What this means is that wrapping will always be a little off as escape sequences, IRC formatting and unicode will throw out all attempts at calculating the "visible" line length.
It's an interesting problem to solve. I've made a myriad of attempts at writing a suitable function in bash though they're all too slow (as expected!).
No automatic server reconnect.
This should be fairly easy to fix though I need to figure out the best way of doing so.
No SSL (sadly).
The network connection is through bash's builtin /dev/tcp feature which doesn't allow for SSL.
* Connection to the IRC server happens without external utilities.
Bash support network connections via two virtual device directories it "creates" in '/dev/'.
'/dev/tcp/host/port' and '/dev/udp/host/port'.
I don't exactly know why these were implemented as it's a crazy feature for a shell to have. I haven't seen them widely used either.
The input loop and listener loop can't communicate.
Birch utilizes two loops to work. One for the input and an additional loop to listen to incoming IRC messages.
When something is run asynchronously in bash with '&', it runs in a subshell (a second bash process).
What this means is that the async code can't communicate with the blocking code. Any variables set in the input loop once both loops are running won't be visible in the async listener loop to give an example.
To work around this birch utilizes files for IPC between the two. The current channel is communicated by maintaining a symlink and checking its target where needed.
Example: .c -> '#current_channel'
This was HARD.
Trying to make the input prompt and async listener (which spits out messages to the terminal) play nice took a lot of work.
As birch implements a TUI manually we're dealing with bare escape sequences to tie everything together.
When a message needs to be printed, the cursor must move from the input prompt to the output area, print the message and finally return back to the input prompt.
All of this must happen just right to ensure that this series of cursor movements doesn't end up mangling the display of the interface.
Birch has gone through a lot of rewrites to get this perfect.

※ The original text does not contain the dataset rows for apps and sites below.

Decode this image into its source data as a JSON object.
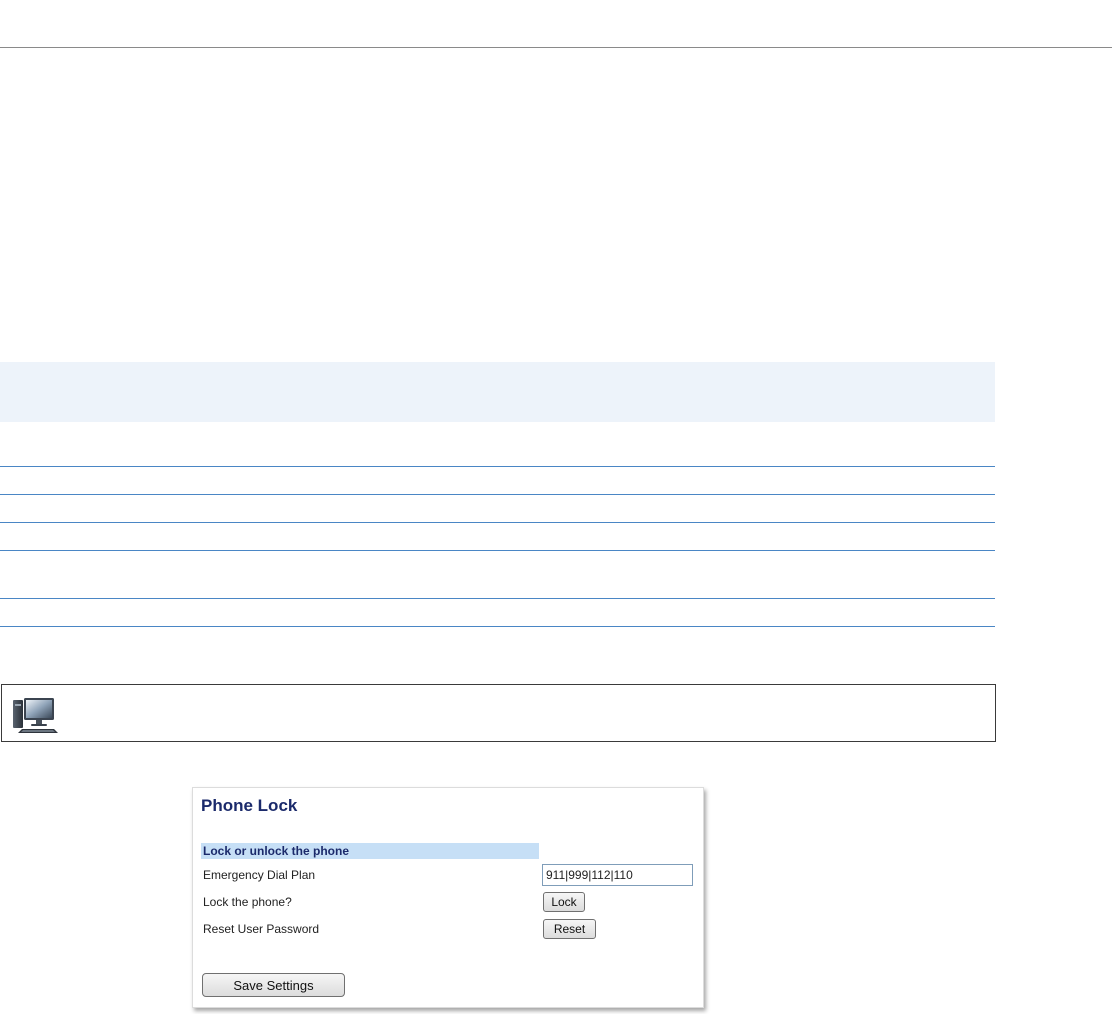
{
  "phone_lock_panel": {
    "title": "Phone Lock",
    "section_header": "Lock or unlock the phone",
    "emergency_dial_plan": {
      "label": "Emergency Dial Plan",
      "value": "911|999|112|110"
    },
    "lock_phone": {
      "label": "Lock the phone?",
      "button_label": "Lock"
    },
    "reset_password": {
      "label": "Reset User Password",
      "button_label": "Reset"
    },
    "save_button_label": "Save Settings"
  },
  "icons": {
    "note_icon": "computer-monitor-icon"
  },
  "colors": {
    "title_text": "#1b2a6b",
    "section_header_bg": "#c6dff6",
    "table_rule": "#4a86c5",
    "table_shade": "#edf3fa"
  }
}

Fun fact: The older revisions read input char by char and implemented a lot of readline by hand.
-s -c -u -p -U -P -x
-h (help) -v (version)
Ctrl+n - Next buffer. Ctrl+p - Previous buffer. Tab - Completion of nicks and channels.
Further, all readline keybindings are available for use. See the readline or bash manpages for a list of these.
Keybindings to birch may also be set via a .inputrc file. Which can be configured by setting
/join - Join a channel. /part - Leave a channel. /quit - Quit out of birch.
/msg - Message a user. /me - Send an action.
/next - Next buffer. /prev - Previous buffer. / - Buffer by number (0 indexed).
/nick - Change nickname. /names - Display all nicks in channel. /topic - Display channel topic. /away - Set afk message. /raw - Send a raw IRC message.
(These are environment variables.)
Set the formatting of the tab line's selected item.
This defaults to reverse video.
The path to a readline based .inputrc file to change
birch's input settings.